  • Income-Based Repayment (IBR): If you took out loans after July 1, 2014, IBR could be a good option for you. Your monthly payments will be 10% of your discretionary income, and the repayment term will be 20 years. Now, for loans taken out before July 1, 2014, the monthly payments will be 15% of your discretionary income, and you'll have 25 years to pay them off. 
  • Income-Contingent Repayment (ICR): ICR gives you a bit of flexibility. The repayment term is 25 years, and your monthly payment will be the lesser of what you'd pay with a fixed amount over a 12-year term or 20% of your discretionary income. 

Federal loan forgiveness plans

With the Federal Government's student loan forgiveness, If you meet certain criteria, you might just be able to kiss that loan goodbye. Check out these forgiveness plans:

  • Repayment Length Forgiveness: Some borrowers will now have their loans automatically forgiven. Borrowers who took out $12,000 or less are now eligible for total forgiveness after 10 years of making monthly payments. The number of years until loan forgiveness increases by one year for every additional $1,000 borrowed in the original loan. This rule will apply to people who have already been paying off their loans, meaning you could have your loans forgiven automatically, if you have already been in the repayment process and meet the criteria.
  • Public Service Loan Forgiveness: If you're working full-time for an eligible non-profit or government agency, this one's for you. After making 120 monthly loan payments on an Income-Driven Plan while working at the qualifying agency, you could qualify for forgiveness. 
  • Teacher Loan Forgiveness: Calling all full-time teachers! If you've put in five full and consecutive years teaching in a low-income Title I elementary or secondary school, with at least one of those years being after the 1997-1998 school year, you're in luck. Depending on the subject you teach, you could qualify for up to $17,500 in loan forgiveness. 

Loan discharge and cancellation

Sometimes life throws unexpected curveballs, and that's where loan discharge and cancellation programs come into play. These programs offer complete forgiveness for your loans, but they typically apply to unforeseen or extenuating circumstances. Let's dive into a couple of them:

  • Total and Permanent Disability Discharge: Now, if you find yourself in a situation where you become totally or permanently disabled, you might be eligible for a loan discharge. Whether you have a direct, FFEL, or Perkins loan, this program can come to your rescue.
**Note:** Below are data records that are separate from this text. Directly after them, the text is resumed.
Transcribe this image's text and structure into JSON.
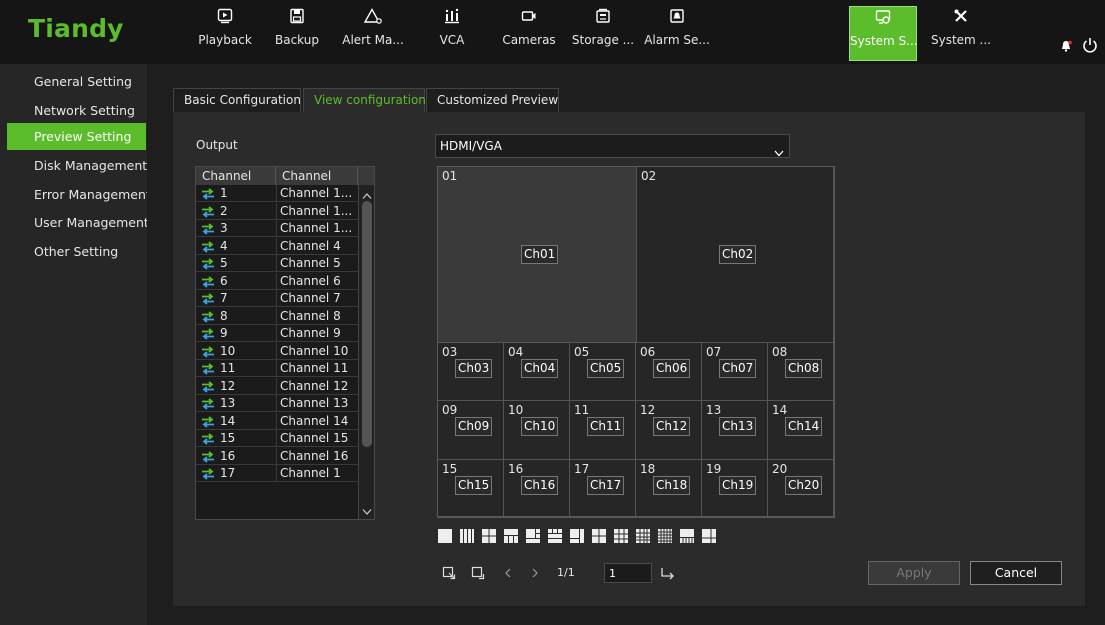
{
  "app": {
    "logo": "Tiandy"
  },
  "nav": [
    {
      "label": "Playback",
      "icon": "playback-icon"
    },
    {
      "label": "Backup",
      "icon": "save-icon"
    },
    {
      "label": "Alert Ma...",
      "icon": "alert-icon"
    },
    {
      "label": "VCA",
      "icon": "vca-icon"
    },
    {
      "label": "Cameras",
      "icon": "camera-icon"
    },
    {
      "label": "Storage ...",
      "icon": "storage-icon"
    },
    {
      "label": "Alarm Se...",
      "icon": "alarm-icon"
    },
    {
      "label": "System S...",
      "icon": "system-settings-icon",
      "active": true
    },
    {
      "label": "System ...",
      "icon": "tools-icon"
    }
  ],
  "sidebar": {
    "items": [
      {
        "label": "General Setting"
      },
      {
        "label": "Network Setting"
      },
      {
        "label": "Preview Setting",
        "active": true
      },
      {
        "label": "Disk Management"
      },
      {
        "label": "Error Management"
      },
      {
        "label": "User Management"
      },
      {
        "label": "Other Setting"
      }
    ]
  },
  "tabs": [
    {
      "label": "Basic Configuration"
    },
    {
      "label": "View configuration",
      "active": true
    },
    {
      "label": "Customized Preview"
    }
  ],
  "output": {
    "label": "Output",
    "value": "HDMI/VGA"
  },
  "channel_list": {
    "headers": [
      "Channel",
      "Channel"
    ],
    "rows": [
      {
        "num": "1",
        "name": "Channel 1..."
      },
      {
        "num": "2",
        "name": "Channel 1..."
      },
      {
        "num": "3",
        "name": "Channel 1..."
      },
      {
        "num": "4",
        "name": "Channel 4"
      },
      {
        "num": "5",
        "name": "Channel 5"
      },
      {
        "num": "6",
        "name": "Channel 6"
      },
      {
        "num": "7",
        "name": "Channel 7"
      },
      {
        "num": "8",
        "name": "Channel 8"
      },
      {
        "num": "9",
        "name": "Channel 9"
      },
      {
        "num": "10",
        "name": "Channel 10"
      },
      {
        "num": "11",
        "name": "Channel 11"
      },
      {
        "num": "12",
        "name": "Channel 12"
      },
      {
        "num": "13",
        "name": "Channel 13"
      },
      {
        "num": "14",
        "name": "Channel 14"
      },
      {
        "num": "15",
        "name": "Channel 15"
      },
      {
        "num": "16",
        "name": "Channel 16"
      },
      {
        "num": "17",
        "name": "Channel 1"
      }
    ]
  },
  "grid": {
    "cells": [
      {
        "num": "01",
        "tag": "Ch01"
      },
      {
        "num": "02",
        "tag": "Ch02"
      },
      {
        "num": "03",
        "tag": "Ch03"
      },
      {
        "num": "04",
        "tag": "Ch04"
      },
      {
        "num": "05",
        "tag": "Ch05"
      },
      {
        "num": "06",
        "tag": "Ch06"
      },
      {
        "num": "07",
        "tag": "Ch07"
      },
      {
        "num": "08",
        "tag": "Ch08"
      },
      {
        "num": "09",
        "tag": "Ch09"
      },
      {
        "num": "10",
        "tag": "Ch10"
      },
      {
        "num": "11",
        "tag": "Ch11"
      },
      {
        "num": "12",
        "tag": "Ch12"
      },
      {
        "num": "13",
        "tag": "Ch13"
      },
      {
        "num": "14",
        "tag": "Ch14"
      },
      {
        "num": "15",
        "tag": "Ch15"
      },
      {
        "num": "16",
        "tag": "Ch16"
      },
      {
        "num": "17",
        "tag": "Ch17"
      },
      {
        "num": "18",
        "tag": "Ch18"
      },
      {
        "num": "19",
        "tag": "Ch19"
      },
      {
        "num": "20",
        "tag": "Ch20"
      }
    ]
  },
  "layouts": [
    "layout-1-icon",
    "layout-4-icon",
    "layout-6-icon",
    "layout-8-icon",
    "layout-9-icon",
    "layout-10-icon",
    "layout-13-icon",
    "layout-16-icon",
    "layout-20-icon",
    "layout-25-icon",
    "layout-32-icon",
    "layout-36-icon",
    "layout-64-icon"
  ],
  "pager": {
    "page_info": "1/1",
    "page_value": "1"
  },
  "buttons": {
    "apply": "Apply",
    "cancel": "Cancel"
  },
  "colors": {
    "accent": "#5bbd2b",
    "background": "#1e1e1e",
    "panel": "#2b2b2b"
  }
}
You can qualify through the Department of Veterans Affairs, the Social Security Administration, or with a doctor's note and documentation.
  • Closed School: If your school closes while you're still attending or shortly after, you may be eligible to discharge up to 100% of a direct FFEL or Perkins loan.

Learn more about Savi

Savi is here to help you manage your student loan debt and empower you to forge a path to a brighter financial future.

First things first, they have a useful student loan repayment calculator. You can see how much money you'll be putting back into your pocket each month. 

Once you've got an idea of those savings, it's time to put them into action. That's where Savi comes in. It's like having your own personal financial advisor at your fingertips. Savi's student loan repayment tool is there to guide you every step of the way.

You can enroll in repayment plans, make those monthly payments without breaking a sweat, and even work with a finance professional to make sure you're on the right track. 

With Savi’s Essential plan, you have access to:

  • Digital Application with Savi e-file enrollment
  • Personalized support from Savi student loan experts
  • Personalized repayment calculator
  • Forgiveness eligibility detection
  • Basic federal enrollment guide
  • Student loan dashboard
  • Live educational workshops